REQUIREMENT: Return the listing below in full, with every line exactly as it is.

EXCERPTED DATA:

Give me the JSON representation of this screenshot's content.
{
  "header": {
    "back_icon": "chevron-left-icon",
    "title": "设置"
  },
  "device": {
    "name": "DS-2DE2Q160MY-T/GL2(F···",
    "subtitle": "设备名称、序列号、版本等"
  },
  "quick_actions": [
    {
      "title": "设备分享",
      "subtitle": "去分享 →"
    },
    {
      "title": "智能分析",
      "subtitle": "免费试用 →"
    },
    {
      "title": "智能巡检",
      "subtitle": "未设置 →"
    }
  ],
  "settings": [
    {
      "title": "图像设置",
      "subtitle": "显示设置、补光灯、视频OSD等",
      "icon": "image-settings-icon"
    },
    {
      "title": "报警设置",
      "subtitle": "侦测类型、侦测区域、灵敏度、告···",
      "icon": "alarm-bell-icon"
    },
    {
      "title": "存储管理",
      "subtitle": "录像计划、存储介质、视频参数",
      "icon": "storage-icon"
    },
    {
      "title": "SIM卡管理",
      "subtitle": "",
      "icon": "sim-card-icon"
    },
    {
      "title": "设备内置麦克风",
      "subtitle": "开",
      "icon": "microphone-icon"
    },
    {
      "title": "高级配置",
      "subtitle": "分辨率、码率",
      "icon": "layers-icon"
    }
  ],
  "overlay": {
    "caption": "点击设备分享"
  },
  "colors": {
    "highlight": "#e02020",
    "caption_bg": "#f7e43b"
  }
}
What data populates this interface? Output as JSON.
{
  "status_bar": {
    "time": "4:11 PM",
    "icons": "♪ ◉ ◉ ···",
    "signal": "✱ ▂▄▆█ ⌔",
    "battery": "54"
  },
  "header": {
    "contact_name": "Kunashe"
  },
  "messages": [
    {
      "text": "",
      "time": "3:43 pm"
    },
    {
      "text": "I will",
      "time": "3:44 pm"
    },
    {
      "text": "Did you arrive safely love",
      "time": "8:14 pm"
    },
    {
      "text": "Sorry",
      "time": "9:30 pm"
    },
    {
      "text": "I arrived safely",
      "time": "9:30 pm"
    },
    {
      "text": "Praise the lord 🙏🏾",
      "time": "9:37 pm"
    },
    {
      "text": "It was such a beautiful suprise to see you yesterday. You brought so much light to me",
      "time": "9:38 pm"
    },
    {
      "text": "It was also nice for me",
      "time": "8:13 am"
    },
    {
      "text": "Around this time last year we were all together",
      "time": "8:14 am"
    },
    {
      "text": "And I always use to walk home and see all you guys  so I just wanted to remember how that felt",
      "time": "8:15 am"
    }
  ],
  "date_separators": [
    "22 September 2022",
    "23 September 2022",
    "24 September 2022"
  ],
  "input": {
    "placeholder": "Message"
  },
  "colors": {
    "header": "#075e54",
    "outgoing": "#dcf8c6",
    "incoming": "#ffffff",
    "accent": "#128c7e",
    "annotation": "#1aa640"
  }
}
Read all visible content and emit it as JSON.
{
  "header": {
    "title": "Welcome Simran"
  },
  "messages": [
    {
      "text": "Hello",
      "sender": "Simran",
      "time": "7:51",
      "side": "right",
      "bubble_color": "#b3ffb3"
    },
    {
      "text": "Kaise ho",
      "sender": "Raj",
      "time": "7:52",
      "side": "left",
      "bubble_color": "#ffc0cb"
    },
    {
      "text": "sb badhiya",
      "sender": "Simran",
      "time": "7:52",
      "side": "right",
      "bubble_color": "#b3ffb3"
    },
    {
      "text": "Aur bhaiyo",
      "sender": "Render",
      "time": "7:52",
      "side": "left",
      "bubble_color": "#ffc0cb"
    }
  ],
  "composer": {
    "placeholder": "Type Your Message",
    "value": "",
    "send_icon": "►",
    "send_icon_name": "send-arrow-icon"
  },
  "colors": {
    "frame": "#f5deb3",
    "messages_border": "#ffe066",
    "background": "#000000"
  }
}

SOLUTION TO THE PROBLEM:
Give me the JSON representation of this screenshot's content.
{
  "header": {
    "back_icon": "chevron-left-icon",
    "title": "设置"
  },
  "device": {
    "name": "DS-2DE2Q160MY-T/GL2(F···",
    "subtitle": "设备名称、序列号、版本等"
  },
  "quick_actions": [
    {
      "title": "设备分享",
      "subtitle": "去分享 →"
    },
    {
      "title": "智能分析",
      "subtitle": "免费试用 →"
    },
    {
      "title": "智能巡检",
      "subtitle": "未设置 →"
    }
  ],
  "settings": [
    {
      "title": "图像设置",
      "subtitle": "显示设置、补光灯、视频OSD等",
      "icon": "image-settings-icon"
    },
    {
      "title": "报警设置",
      "subtitle": "侦测类型、侦测区域、灵敏度、告···",
      "icon": "alarm-bell-icon"
    },
    {
      "title": "存储管理",
      "subtitle": "录像计划、存储介质、视频参数",
      "icon": "storage-icon"
    },
    {
      "title": "SIM卡管理",
      "subtitle": "",
      "icon": "sim-card-icon"
    },
    {
      "title": "设备内置麦克风",
      "subtitle": "开",
      "icon": "microphone-icon"
    },
    {
      "title": "高级配置",
      "subtitle": "分辨率、码率",
      "icon": "layers-icon"
    }
  ],
  "overlay": {
    "caption": "点击设备分享"
  },
  "colors": {
    "highlight": "#e02020",
    "caption_bg": "#f7e43b"
  }
}
What data populates this interface? Output as JSON.
{
  "status_bar": {
    "time": "4:11 PM",
    "icons": "♪ ◉ ◉ ···",
    "signal": "✱ ▂▄▆█ ⌔",
    "battery": "54"
  },
  "header": {
    "contact_name": "Kunashe"
  },
  "messages": [
    {
      "text": "",
      "time": "3:43 pm"
    },
    {
      "text": "I will",
      "time": "3:44 pm"
    },
    {
      "text": "Did you arrive safely love",
      "time": "8:14 pm"
    },
    {
      "text": "Sorry",
      "time": "9:30 pm"
    },
    {
      "text": "I arrived safely",
      "time": "9:30 pm"
    },
    {
      "text": "Praise the lord 🙏🏾",
      "time": "9:37 pm"
    },
    {
      "text": "It was such a beautiful suprise to see you yesterday. You brought so much light to me",
      "time": "9:38 pm"
    },
    {
      "text": "It was also nice for me",
      "time": "8:13 am"
    },
    {
      "text": "Around this time last year we were all together",
      "time": "8:14 am"
    },
    {
      "text": "And I always use to walk home and see all you guys  so I just wanted to remember how that felt",
      "time": "8:15 am"
    }
  ],
  "date_separators": [
    "22 September 2022",
    "23 September 2022",
    "24 September 2022"
  ],
  "input": {
    "placeholder": "Message"
  },
  "colors": {
    "header": "#075e54",
    "outgoing": "#dcf8c6",
    "incoming": "#ffffff",
    "accent": "#128c7e",
    "annotation": "#1aa640"
  }
}
Read all visible content and emit it as JSON.
{
  "header": {
    "title": "Welcome Simran"
  },
  "messages": [
    {
      "text": "Hello",
      "sender": "Simran",
      "time": "7:51",
      "side": "right",
      "bubble_color": "#b3ffb3"
    },
    {
      "text": "Kaise ho",
      "sender": "Raj",
      "time": "7:52",
      "side": "left",
      "bubble_color": "#ffc0cb"
    },
    {
      "text": "sb badhiya",
      "sender": "Simran",
      "time": "7:52",
      "side": "right",
      "bubble_color": "#b3ffb3"
    },
    {
      "text": "Aur bhaiyo",
      "sender": "Render",
      "time": "7:52",
      "side": "left",
      "bubble_color": "#ffc0cb"
    }
  ],
  "composer": {
    "placeholder": "Type Your Message",
    "value": "",
    "send_icon": "►",
    "send_icon_name": "send-arrow-icon"
  },
  "colors": {
    "frame": "#f5deb3",
    "messages_border": "#ffe066",
    "background": "#000000"
  }
}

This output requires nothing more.